Top of LISTED ENTRIES

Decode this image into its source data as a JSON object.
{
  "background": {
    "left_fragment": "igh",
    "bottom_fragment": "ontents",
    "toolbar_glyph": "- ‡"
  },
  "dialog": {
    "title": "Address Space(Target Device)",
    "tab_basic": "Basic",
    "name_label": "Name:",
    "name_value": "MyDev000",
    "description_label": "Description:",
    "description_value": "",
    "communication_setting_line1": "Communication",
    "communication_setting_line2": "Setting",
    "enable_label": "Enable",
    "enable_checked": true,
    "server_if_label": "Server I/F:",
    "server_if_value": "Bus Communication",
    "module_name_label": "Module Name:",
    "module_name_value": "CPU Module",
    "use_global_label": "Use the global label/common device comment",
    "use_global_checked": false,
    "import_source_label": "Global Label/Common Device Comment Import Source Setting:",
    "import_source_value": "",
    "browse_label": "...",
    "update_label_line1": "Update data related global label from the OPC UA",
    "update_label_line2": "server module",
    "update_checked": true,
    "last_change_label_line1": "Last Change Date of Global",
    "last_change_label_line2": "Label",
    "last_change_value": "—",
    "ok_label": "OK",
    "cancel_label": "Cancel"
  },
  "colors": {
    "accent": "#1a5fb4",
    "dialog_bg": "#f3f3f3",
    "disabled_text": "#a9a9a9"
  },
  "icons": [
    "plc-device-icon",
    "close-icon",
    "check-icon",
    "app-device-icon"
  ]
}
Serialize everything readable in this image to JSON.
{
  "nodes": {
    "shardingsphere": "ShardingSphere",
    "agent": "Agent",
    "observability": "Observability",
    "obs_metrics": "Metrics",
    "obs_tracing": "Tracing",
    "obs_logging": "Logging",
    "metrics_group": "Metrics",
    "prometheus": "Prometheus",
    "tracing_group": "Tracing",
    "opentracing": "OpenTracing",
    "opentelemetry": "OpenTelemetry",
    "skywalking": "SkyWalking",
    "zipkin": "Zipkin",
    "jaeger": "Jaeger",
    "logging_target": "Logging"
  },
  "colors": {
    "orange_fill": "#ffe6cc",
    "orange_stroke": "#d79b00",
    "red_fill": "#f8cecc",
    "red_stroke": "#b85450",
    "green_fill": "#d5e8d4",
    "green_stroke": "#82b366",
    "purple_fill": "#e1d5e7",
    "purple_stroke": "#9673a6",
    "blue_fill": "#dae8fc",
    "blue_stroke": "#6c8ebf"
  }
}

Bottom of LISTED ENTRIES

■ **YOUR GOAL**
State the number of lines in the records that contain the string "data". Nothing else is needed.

■ **EXERCISE ANSWER**
2